Task prompt
In the entries below, some lines contain "from"; work out how many and answer with the figure only.
━━━ Listed records ━━━
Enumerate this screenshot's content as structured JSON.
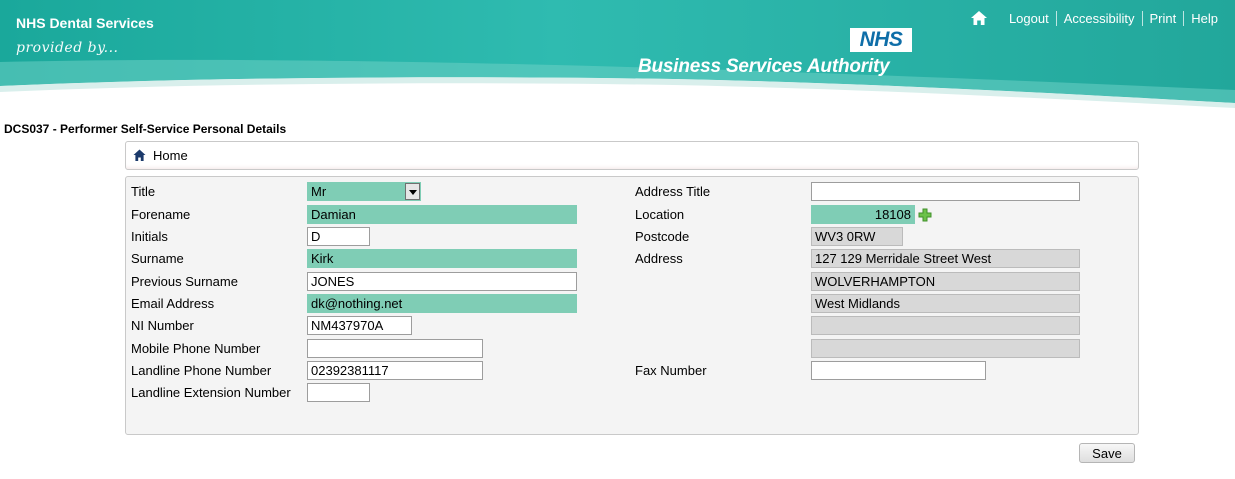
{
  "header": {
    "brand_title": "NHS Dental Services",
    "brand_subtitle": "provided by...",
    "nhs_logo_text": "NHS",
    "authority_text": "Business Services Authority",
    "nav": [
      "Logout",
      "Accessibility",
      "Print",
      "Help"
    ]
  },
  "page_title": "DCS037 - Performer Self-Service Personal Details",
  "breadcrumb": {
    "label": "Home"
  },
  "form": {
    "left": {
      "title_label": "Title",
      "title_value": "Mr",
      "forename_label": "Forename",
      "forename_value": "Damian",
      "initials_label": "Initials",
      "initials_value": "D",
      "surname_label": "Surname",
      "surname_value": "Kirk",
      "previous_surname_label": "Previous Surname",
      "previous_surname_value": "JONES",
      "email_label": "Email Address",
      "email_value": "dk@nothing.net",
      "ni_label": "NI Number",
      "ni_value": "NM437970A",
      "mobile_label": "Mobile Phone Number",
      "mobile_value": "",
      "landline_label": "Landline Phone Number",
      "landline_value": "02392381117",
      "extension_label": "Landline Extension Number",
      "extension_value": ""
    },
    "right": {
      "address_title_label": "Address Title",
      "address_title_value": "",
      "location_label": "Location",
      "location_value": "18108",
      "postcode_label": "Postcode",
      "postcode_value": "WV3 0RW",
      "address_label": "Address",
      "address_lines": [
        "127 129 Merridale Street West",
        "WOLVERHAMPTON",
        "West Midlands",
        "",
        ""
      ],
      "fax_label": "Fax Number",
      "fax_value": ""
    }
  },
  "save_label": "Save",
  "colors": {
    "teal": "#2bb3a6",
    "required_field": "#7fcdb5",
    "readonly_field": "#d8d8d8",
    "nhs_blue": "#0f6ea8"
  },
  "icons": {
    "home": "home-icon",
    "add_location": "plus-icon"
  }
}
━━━
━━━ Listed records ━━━
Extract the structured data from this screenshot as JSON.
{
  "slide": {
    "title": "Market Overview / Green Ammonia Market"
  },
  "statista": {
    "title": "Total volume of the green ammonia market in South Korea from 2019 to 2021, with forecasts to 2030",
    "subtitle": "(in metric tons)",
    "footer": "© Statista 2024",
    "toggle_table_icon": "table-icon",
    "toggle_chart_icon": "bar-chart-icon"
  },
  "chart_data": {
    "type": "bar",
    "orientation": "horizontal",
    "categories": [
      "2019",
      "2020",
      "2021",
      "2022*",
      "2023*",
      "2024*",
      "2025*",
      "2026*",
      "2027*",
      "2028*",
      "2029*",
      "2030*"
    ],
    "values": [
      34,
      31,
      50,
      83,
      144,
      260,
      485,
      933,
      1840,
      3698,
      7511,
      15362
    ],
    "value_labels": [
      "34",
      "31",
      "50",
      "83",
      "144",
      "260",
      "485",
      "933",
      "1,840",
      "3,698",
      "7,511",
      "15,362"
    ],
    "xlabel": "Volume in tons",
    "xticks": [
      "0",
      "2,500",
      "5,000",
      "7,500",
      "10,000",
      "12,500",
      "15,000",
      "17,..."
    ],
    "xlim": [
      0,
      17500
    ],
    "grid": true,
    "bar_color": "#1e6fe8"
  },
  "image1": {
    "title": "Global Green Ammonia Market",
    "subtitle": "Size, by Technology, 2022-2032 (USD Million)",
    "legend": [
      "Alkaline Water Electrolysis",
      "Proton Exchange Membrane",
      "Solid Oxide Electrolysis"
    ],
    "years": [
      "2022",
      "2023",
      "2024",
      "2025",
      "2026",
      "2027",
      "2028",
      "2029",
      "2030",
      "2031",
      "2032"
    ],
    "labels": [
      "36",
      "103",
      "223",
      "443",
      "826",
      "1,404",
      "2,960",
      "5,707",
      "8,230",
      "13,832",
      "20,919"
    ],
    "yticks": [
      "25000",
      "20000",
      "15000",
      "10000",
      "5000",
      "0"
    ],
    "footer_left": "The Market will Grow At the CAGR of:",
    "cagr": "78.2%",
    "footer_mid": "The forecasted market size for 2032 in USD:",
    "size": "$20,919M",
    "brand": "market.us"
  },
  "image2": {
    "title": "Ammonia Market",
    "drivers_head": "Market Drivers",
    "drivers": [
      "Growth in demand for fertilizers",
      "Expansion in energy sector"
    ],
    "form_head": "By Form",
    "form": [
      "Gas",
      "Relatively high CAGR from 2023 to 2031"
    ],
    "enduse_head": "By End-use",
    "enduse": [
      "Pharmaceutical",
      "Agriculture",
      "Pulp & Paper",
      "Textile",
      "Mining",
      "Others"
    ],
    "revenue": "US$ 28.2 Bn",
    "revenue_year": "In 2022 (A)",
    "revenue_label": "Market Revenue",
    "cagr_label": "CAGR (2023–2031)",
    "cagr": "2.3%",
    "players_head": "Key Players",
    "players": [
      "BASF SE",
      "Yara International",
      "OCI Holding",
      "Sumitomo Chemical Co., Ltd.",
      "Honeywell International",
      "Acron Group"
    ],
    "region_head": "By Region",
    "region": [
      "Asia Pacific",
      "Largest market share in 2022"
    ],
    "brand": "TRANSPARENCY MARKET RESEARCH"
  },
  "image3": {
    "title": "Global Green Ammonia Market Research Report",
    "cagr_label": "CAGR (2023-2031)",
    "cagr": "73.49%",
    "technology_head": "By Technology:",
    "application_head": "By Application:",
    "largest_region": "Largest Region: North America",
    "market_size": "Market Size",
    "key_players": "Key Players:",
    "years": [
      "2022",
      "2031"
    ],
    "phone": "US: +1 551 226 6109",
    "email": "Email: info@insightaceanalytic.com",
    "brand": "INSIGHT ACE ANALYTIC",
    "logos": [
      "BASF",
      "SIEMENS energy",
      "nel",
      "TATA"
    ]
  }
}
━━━
Task result
3